(Items from an interface collection)
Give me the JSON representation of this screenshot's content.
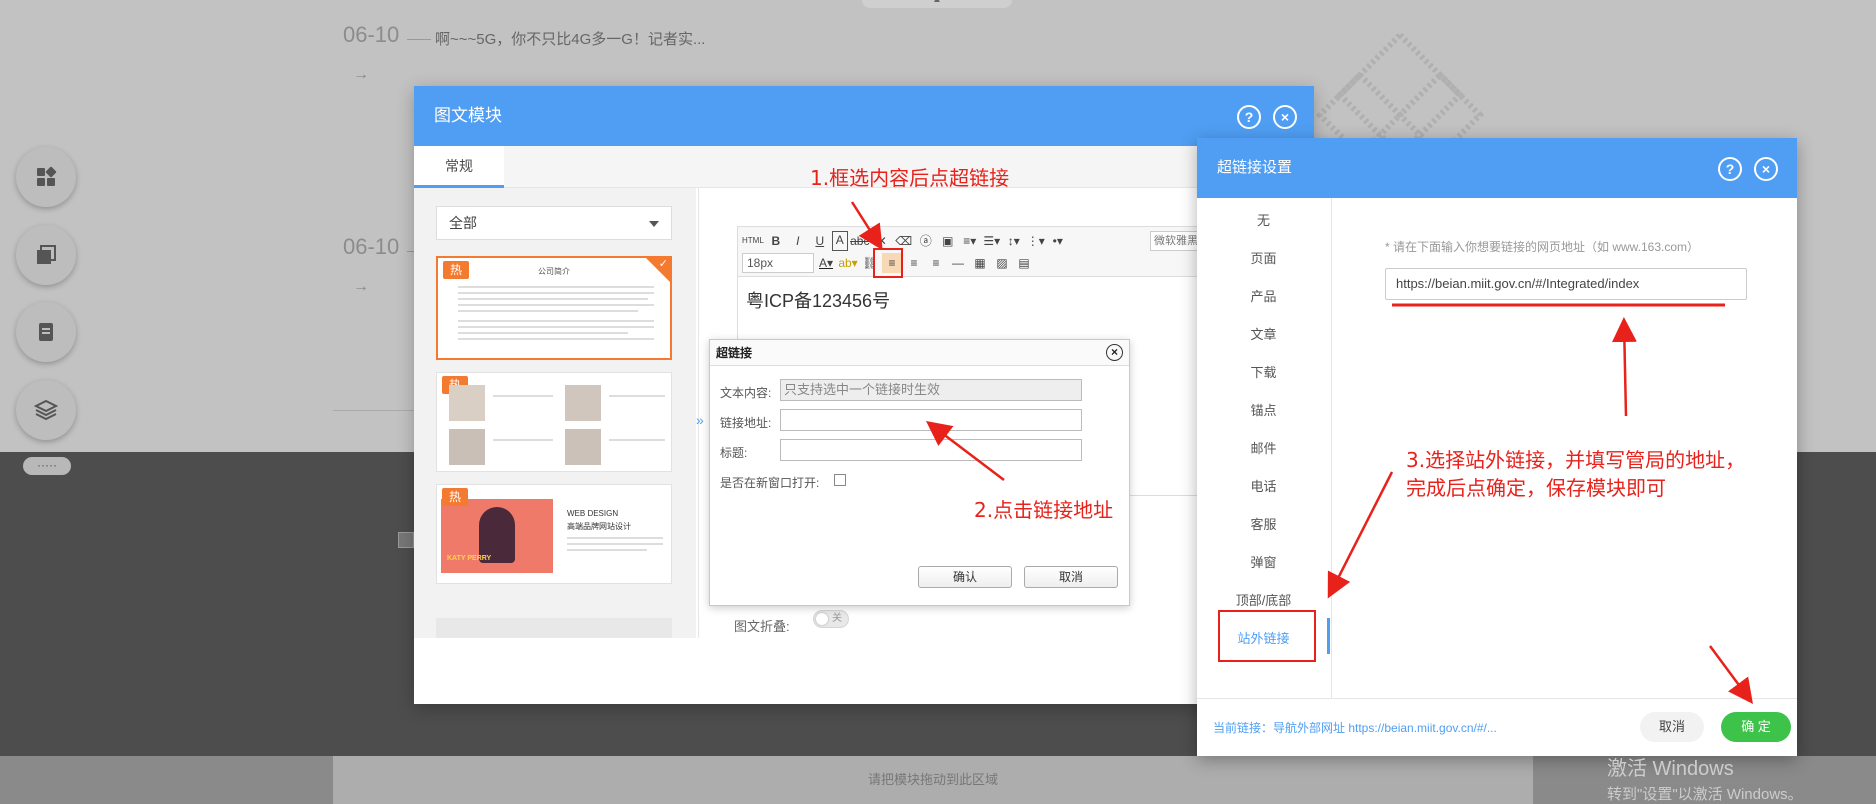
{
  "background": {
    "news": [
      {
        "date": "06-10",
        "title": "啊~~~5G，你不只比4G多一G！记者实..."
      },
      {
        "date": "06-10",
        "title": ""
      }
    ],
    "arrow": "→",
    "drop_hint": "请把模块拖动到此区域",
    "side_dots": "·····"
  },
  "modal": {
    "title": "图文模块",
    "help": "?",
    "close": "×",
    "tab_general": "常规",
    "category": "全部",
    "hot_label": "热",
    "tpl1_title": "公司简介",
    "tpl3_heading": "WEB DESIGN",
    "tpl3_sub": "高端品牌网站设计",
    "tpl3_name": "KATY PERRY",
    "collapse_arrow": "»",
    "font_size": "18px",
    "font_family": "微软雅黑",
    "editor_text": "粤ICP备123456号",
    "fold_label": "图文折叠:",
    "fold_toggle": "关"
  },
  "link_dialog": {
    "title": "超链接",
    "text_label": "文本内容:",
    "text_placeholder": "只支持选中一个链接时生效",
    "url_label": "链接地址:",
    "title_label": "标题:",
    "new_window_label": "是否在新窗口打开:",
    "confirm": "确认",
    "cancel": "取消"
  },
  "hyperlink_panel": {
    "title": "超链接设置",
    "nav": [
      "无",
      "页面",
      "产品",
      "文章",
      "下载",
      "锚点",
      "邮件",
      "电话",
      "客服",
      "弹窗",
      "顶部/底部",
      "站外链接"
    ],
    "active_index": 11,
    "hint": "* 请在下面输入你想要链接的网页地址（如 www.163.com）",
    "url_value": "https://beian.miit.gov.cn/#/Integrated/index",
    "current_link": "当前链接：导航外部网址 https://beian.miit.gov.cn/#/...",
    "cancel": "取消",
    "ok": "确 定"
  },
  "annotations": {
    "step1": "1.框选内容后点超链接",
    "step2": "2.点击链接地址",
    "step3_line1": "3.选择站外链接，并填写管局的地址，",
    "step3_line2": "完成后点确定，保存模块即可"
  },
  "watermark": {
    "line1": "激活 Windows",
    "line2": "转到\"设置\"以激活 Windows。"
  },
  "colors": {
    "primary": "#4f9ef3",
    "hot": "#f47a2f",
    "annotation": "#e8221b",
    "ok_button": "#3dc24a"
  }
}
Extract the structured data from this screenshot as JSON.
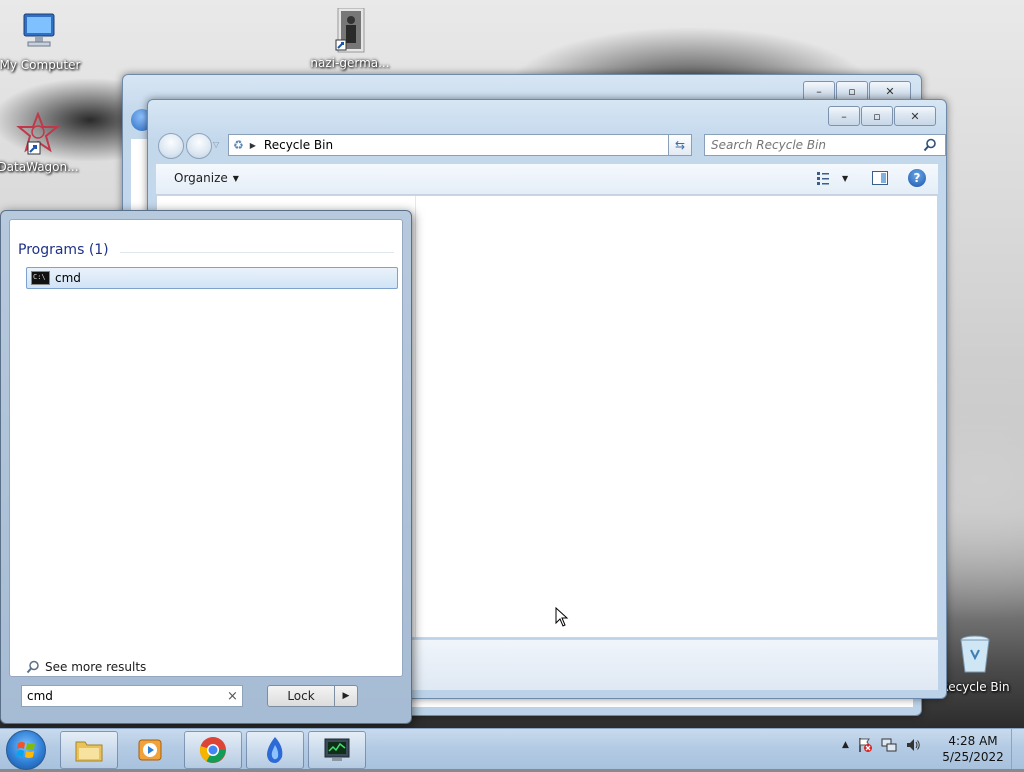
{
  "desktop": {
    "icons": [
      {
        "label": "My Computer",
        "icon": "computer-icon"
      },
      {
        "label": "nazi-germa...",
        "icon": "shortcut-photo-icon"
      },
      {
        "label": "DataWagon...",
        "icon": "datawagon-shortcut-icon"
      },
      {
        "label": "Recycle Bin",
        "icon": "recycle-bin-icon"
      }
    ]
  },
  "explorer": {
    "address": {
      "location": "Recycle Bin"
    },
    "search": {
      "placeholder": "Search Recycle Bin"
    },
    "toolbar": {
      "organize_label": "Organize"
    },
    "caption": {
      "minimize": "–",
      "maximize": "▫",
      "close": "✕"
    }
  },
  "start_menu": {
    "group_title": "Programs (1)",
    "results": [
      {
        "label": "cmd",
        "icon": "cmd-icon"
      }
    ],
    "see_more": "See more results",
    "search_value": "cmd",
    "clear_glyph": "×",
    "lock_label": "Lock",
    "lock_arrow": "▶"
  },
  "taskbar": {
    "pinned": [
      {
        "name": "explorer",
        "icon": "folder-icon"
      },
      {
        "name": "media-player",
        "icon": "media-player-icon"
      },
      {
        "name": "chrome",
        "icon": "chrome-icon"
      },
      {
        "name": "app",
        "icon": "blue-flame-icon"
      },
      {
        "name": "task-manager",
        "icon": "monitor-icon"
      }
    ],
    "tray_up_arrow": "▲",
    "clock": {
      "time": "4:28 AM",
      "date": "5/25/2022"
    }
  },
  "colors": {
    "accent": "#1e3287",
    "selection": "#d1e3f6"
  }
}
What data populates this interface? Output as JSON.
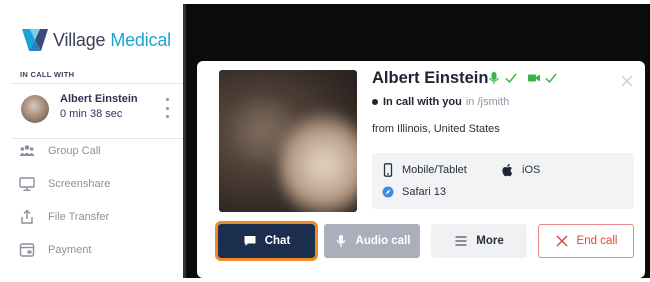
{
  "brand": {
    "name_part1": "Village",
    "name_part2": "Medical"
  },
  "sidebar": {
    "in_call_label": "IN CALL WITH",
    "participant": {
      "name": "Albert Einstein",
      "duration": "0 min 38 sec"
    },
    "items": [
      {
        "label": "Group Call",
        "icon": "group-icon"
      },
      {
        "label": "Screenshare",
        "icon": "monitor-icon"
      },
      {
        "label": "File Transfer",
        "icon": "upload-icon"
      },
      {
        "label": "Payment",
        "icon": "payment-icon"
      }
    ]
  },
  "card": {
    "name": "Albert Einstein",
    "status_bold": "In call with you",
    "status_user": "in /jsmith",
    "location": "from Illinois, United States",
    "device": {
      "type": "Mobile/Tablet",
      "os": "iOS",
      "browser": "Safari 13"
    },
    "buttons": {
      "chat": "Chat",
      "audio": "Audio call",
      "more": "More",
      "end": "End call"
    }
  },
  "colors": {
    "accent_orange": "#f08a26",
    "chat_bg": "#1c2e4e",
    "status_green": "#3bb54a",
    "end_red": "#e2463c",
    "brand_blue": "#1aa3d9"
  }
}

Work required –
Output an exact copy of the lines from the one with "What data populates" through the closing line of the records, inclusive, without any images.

Written answer –
What data populates this interface? Output as JSON.
{
  "brand": {
    "name_part1": "Village",
    "name_part2": "Medical"
  },
  "sidebar": {
    "in_call_label": "IN CALL WITH",
    "participant": {
      "name": "Albert Einstein",
      "duration": "0 min 38 sec"
    },
    "items": [
      {
        "label": "Group Call",
        "icon": "group-icon"
      },
      {
        "label": "Screenshare",
        "icon": "monitor-icon"
      },
      {
        "label": "File Transfer",
        "icon": "upload-icon"
      },
      {
        "label": "Payment",
        "icon": "payment-icon"
      }
    ]
  },
  "card": {
    "name": "Albert Einstein",
    "status_bold": "In call with you",
    "status_user": "in /jsmith",
    "location": "from Illinois, United States",
    "device": {
      "type": "Mobile/Tablet",
      "os": "iOS",
      "browser": "Safari 13"
    },
    "buttons": {
      "chat": "Chat",
      "audio": "Audio call",
      "more": "More",
      "end": "End call"
    }
  },
  "colors": {
    "accent_orange": "#f08a26",
    "chat_bg": "#1c2e4e",
    "status_green": "#3bb54a",
    "end_red": "#e2463c",
    "brand_blue": "#1aa3d9"
  }
}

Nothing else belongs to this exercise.